======== Records provided

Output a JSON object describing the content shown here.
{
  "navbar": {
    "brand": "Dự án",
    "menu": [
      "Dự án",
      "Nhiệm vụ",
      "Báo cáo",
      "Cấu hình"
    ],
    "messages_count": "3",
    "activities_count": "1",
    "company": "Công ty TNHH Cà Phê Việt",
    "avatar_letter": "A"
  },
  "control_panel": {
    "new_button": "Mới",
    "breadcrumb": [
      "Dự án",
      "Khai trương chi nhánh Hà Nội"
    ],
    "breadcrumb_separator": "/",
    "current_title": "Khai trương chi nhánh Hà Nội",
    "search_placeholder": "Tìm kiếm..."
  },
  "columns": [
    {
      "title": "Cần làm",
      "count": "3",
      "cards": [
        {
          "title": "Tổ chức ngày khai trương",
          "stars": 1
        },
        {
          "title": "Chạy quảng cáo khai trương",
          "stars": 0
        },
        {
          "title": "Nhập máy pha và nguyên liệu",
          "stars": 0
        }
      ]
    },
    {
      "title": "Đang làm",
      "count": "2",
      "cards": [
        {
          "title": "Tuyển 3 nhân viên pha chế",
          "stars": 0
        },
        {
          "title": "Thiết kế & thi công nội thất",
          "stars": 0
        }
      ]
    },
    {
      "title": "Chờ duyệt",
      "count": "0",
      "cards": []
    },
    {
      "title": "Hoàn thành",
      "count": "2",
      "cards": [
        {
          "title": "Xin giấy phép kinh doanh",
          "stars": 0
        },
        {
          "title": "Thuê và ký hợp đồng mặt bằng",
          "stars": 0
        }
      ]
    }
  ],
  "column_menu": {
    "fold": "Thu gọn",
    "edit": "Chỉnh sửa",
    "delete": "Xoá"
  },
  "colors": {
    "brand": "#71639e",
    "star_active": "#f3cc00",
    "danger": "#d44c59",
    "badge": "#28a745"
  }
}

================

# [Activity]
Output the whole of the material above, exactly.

# [Response]
Output a JSON object describing the content shown here.
{
  "navbar": {
    "brand": "Dự án",
    "menu": [
      "Dự án",
      "Nhiệm vụ",
      "Báo cáo",
      "Cấu hình"
    ],
    "messages_count": "3",
    "activities_count": "1",
    "company": "Công ty TNHH Cà Phê Việt",
    "avatar_letter": "A"
  },
  "control_panel": {
    "new_button": "Mới",
    "breadcrumb": [
      "Dự án",
      "Khai trương chi nhánh Hà Nội"
    ],
    "breadcrumb_separator": "/",
    "current_title": "Khai trương chi nhánh Hà Nội",
    "search_placeholder": "Tìm kiếm..."
  },
  "columns": [
    {
      "title": "Cần làm",
      "count": "3",
      "cards": [
        {
          "title": "Tổ chức ngày khai trương",
          "stars": 1
        },
        {
          "title": "Chạy quảng cáo khai trương",
          "stars": 0
        },
        {
          "title": "Nhập máy pha và nguyên liệu",
          "stars": 0
        }
      ]
    },
    {
      "title": "Đang làm",
      "count": "2",
      "cards": [
        {
          "title": "Tuyển 3 nhân viên pha chế",
          "stars": 0
        },
        {
          "title": "Thiết kế & thi công nội thất",
          "stars": 0
        }
      ]
    },
    {
      "title": "Chờ duyệt",
      "count": "0",
      "cards": []
    },
    {
      "title": "Hoàn thành",
      "count": "2",
      "cards": [
        {
          "title": "Xin giấy phép kinh doanh",
          "stars": 0
        },
        {
          "title": "Thuê và ký hợp đồng mặt bằng",
          "stars": 0
        }
      ]
    }
  ],
  "column_menu": {
    "fold": "Thu gọn",
    "edit": "Chỉnh sửa",
    "delete": "Xoá"
  },
  "colors": {
    "brand": "#71639e",
    "star_active": "#f3cc00",
    "danger": "#d44c59",
    "badge": "#28a745"
  }
}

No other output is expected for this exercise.